Management of the orchestra is widely viewed as the most incompetent of any large American orchestra—among other things, management allows Alsop to bring her girlfriend across country to play as a substitute in the horn section of the orchestra (as if the Mid-Atlantic region is not already swarming with first-class musicians), an appalling and trashy practice as well as a dismaying ethical lapse on behalf of all parties involved —and I doubt that management has a clue how to reverse the orchestra’s fortunes.
The Board is held in no higher regard.
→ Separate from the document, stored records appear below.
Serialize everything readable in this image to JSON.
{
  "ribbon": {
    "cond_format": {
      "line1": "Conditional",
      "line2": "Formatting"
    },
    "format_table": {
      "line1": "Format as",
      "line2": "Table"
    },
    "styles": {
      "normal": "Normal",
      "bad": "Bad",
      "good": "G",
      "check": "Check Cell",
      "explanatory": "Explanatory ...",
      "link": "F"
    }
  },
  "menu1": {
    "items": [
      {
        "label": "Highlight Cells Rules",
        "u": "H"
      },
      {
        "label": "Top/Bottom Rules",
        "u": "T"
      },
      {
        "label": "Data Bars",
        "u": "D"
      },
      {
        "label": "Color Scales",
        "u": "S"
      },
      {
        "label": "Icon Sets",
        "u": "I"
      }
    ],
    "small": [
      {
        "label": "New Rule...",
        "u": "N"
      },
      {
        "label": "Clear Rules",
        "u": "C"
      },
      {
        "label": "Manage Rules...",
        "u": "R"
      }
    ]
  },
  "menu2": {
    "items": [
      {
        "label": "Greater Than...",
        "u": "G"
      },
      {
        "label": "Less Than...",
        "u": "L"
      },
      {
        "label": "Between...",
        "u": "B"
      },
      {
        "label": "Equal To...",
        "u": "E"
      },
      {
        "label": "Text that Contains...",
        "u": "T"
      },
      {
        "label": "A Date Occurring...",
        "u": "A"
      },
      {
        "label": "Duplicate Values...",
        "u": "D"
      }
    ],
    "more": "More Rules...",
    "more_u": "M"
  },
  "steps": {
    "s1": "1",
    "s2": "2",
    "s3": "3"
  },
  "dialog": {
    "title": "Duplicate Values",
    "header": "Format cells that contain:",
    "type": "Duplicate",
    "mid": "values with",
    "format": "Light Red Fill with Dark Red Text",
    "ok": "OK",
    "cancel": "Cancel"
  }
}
Without even undertaking a genuine conductor search to identify a suitable replacement for Temirkanov, the Board stuffed Alsop’s appointment down the throats of the musicians, in the face of very public opposition from the players.
Although all persons on the Board and in management who had been instrumental in engineering Alsop’s appointment were soon asked to step down, the orchestra remains saddled with a Music Director no one wants—and yet no one is willing to take necessary measures to remedy an untenable situation.
The orchestra’s short-term solution, to judge from the announced programs for the 2009-2010 concert season, is to turn more and more of the season over to Baltimore Symphony Pops Conductor Jack Everly. An entire month next season will be devoted to Everly conducting circus music and nothing but circus music (and I am not making this up). No doubt Everly is a better conductor than Alsop, but is this truly the direction in which the Baltimore Symphony wants and needs to go?
If the Baltimore Symphony were as committed to excellence as The University Of Kentucky Athletic Department, Alsop, like former Kentucky basketball coach Billy Gillispie, would already have been shown the door.
However, the Baltimore Board and management appear to be emulating The University Of Iowa Athletic Department’s stance in administering its basketball program—not willing to admit a boneheaded coaching mistake, The University Of Iowa prefers to allow its basketball program quietly to wither away into irrelevance, hoping no one will notice.
The Baltimore Opera has already folded. Short of decisive action, the Baltimore Symphony may not be far behind.
Isn’t there a song in the musical, “Hairspray”, along the lines of “Wake Up, Baltimore”?